French coffee menus confused me during my first couple weeks in the country, so I created this guide to explain the different types of coffee and how to order them. One of the biggest differences between coffee in France versus coffee in the U.S. is that the French rarely take their coffee to go, so you'll likely receive strange reactions if you ask for a Styrofoam cup.

Some of my favorite moments spent in France occurred at cafés where I spent lazy afternoons sipping a coffee and journaling, and trying authentic French coffee will only enhance your experience in the country. Here are the most common types of French coffee, followed by tips for ordering and café culture. 


The most basic type of coffee, a café (which, amusingly, you order at a café), is similar to a small, plain coffee you would order in the States. Coffee in France comes in smaller sizes than in the U.S., but you can always order more if you aren't getting your caffeine fix. When you order un café, the server may give you other options, as explained below.


This term is familiar to us Americans—basically, it's just a shot of espresso in a cute, tiny cup. It's strong and serves as a great morning pick-me-up. If one shot isn't enough, you can order a double espresso.


Laura Santi

A similar size to an espresso, a noisette is a shot of espresso with a dash of milk and foam. It's sweet and is often served with a tiny piece of chocolate candy, which you can stir into the drink to get that perfect, chocolatey flavor. 

Café Crème

Laura Santi

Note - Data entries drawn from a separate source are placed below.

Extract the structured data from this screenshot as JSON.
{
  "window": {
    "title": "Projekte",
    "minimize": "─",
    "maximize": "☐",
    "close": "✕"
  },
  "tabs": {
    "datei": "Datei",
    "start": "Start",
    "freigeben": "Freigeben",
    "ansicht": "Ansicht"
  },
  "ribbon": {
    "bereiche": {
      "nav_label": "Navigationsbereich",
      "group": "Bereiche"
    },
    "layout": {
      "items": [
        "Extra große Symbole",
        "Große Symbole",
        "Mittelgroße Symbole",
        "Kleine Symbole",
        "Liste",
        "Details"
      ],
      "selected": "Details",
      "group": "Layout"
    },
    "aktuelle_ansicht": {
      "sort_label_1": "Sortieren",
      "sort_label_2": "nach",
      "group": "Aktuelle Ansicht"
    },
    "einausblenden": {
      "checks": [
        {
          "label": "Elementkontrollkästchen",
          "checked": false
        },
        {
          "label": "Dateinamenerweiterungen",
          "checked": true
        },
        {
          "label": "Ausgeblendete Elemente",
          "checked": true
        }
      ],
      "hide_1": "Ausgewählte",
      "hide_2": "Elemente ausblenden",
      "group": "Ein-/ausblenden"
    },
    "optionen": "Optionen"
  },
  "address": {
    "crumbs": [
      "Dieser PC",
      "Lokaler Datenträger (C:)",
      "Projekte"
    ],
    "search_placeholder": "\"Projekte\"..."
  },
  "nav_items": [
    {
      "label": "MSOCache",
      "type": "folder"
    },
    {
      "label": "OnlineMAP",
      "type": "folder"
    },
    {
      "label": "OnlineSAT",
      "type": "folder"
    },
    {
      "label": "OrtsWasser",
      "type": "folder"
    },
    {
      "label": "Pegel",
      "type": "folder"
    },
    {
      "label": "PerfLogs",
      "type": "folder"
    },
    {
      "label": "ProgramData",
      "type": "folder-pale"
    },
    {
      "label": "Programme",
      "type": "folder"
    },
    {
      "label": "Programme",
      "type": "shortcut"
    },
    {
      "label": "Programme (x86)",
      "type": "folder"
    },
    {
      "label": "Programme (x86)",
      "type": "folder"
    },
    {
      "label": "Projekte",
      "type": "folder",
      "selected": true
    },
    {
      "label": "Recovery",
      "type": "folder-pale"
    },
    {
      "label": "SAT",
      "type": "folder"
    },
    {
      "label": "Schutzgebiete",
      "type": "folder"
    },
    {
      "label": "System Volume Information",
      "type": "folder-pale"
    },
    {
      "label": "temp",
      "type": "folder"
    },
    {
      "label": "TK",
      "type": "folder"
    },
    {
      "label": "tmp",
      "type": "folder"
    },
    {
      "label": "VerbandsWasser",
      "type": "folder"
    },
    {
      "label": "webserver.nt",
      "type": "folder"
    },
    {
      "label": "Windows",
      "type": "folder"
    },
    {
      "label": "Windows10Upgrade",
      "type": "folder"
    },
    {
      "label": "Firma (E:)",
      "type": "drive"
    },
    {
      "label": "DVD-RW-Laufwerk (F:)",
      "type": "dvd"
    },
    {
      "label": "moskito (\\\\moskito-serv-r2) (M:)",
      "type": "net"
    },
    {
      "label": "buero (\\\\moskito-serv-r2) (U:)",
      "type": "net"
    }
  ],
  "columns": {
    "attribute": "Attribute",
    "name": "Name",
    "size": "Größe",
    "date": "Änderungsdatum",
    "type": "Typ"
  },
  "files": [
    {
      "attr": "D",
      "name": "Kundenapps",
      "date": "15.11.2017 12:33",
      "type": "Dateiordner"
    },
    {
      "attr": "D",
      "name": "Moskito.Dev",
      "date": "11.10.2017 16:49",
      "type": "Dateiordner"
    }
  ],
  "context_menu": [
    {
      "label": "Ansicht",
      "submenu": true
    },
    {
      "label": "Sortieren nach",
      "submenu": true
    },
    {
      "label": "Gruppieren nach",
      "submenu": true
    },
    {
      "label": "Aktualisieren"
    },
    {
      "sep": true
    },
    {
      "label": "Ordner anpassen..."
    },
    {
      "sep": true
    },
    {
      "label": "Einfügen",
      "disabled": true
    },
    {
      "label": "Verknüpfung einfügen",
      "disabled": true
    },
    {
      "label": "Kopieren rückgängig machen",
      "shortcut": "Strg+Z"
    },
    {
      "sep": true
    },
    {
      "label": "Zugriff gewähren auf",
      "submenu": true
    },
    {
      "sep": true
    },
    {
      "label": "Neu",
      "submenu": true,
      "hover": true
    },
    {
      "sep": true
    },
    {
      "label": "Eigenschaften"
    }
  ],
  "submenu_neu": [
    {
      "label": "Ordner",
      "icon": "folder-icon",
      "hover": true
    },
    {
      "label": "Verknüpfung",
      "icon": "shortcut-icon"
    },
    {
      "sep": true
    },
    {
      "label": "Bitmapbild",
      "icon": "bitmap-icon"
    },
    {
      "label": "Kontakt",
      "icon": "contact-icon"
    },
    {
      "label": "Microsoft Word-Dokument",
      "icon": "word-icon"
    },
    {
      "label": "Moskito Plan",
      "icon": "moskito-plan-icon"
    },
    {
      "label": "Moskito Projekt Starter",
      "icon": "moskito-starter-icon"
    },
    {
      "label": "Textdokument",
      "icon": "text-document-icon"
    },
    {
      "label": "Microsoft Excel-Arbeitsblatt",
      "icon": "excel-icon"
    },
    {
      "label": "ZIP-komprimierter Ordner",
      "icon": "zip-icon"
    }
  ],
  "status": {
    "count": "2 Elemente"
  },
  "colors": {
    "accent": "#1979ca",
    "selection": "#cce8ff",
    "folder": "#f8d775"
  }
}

My personal favorite, a café crème is the closest thing you'll find to a latte. It comes in a size closer to standard coffee sizes in the U.S., and is topped with foam. Most French cafés serve coffee with a packet or two of sugar on the side and a small biscuit or candy, so if you prefer your coffee on the sweeter side, you can stir the sugar in and dip the biscuit into it. The café au lait is very similar, just without the foam.

Café Viennoise

Laura Santi

A combination of coffee and hot chocolate, a café viennoise satisfies your sweet tooth while still giving you that boost of caffeine. It often comes topped with chocolate shavings and chantilly (whipped cream). It's probably the closest French coffee drink to the overly sugary American coffees, so if you're craving that Starbucks caramel brulée Frappuccino, drink up.

Dos and Don'ts

The French are extremely proud of their food, and for good reason—I still haven't found equivalents back home. Because they make such wonderful food and take pride in the art of cuisine, they consider it rude to ask to change a menu item or order something not on the menu. Don't ask for a coffee drink you are used to ordering back home, or ask for syrup or dairy alternatives. Order what is on the menu, and if you are lactose-intolerant or vegan, the espresso is a safe bet.

If you want to try ordering in French, the easiest way to place an order is to say "Je prends" or "Je voudrais..." followed by the coffee name. If you are seated at a café table without a menu and know which coffee you want, place your order when the server comes, as all of the above coffees are likely to be served at any French establishment. Bon appétit.